(Data records Opens)

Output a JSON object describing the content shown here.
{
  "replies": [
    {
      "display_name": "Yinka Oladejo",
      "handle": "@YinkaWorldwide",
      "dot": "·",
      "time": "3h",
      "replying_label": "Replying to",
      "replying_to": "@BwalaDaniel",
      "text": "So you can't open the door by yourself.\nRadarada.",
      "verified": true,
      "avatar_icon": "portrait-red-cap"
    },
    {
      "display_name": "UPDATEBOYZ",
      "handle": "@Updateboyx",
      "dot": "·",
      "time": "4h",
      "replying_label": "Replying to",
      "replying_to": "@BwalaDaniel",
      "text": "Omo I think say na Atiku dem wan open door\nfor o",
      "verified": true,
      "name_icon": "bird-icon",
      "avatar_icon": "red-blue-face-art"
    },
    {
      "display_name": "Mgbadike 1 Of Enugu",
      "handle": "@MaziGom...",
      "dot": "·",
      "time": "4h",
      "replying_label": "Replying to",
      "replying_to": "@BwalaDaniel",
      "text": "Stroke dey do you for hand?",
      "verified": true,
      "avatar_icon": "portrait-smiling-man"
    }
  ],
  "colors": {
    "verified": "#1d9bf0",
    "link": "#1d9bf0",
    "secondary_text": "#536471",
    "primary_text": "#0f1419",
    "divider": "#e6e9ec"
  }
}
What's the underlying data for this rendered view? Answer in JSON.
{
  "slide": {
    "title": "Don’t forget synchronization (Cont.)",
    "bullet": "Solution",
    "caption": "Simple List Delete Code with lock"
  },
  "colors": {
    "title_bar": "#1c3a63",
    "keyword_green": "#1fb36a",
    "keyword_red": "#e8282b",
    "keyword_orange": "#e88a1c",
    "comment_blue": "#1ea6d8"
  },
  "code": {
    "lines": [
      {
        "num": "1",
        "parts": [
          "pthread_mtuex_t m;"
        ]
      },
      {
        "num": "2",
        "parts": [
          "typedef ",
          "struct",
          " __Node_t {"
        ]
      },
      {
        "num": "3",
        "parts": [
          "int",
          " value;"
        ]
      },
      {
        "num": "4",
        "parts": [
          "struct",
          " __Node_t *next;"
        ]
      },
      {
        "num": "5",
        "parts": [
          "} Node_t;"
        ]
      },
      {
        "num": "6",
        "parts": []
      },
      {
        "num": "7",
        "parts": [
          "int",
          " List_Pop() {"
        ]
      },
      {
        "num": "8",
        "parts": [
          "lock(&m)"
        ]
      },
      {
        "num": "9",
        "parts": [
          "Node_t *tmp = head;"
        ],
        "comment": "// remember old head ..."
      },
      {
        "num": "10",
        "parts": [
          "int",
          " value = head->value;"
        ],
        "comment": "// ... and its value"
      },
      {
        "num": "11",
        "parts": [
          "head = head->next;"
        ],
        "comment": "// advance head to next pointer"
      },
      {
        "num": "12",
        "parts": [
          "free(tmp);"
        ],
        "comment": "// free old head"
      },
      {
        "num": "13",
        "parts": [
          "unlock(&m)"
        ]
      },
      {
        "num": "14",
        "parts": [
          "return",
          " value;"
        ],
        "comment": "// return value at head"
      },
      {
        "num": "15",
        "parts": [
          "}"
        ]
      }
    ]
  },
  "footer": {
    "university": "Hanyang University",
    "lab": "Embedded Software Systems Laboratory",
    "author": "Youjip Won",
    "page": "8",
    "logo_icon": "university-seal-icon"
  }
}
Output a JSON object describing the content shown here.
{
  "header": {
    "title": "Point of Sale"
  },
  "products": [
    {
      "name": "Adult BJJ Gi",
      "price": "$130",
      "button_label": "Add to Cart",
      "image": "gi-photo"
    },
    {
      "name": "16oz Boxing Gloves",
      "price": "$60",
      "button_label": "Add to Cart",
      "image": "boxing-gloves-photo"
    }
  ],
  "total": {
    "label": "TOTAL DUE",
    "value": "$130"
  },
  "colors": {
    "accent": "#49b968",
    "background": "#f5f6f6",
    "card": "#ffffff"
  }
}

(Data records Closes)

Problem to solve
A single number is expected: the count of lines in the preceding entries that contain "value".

Solution to the problem
6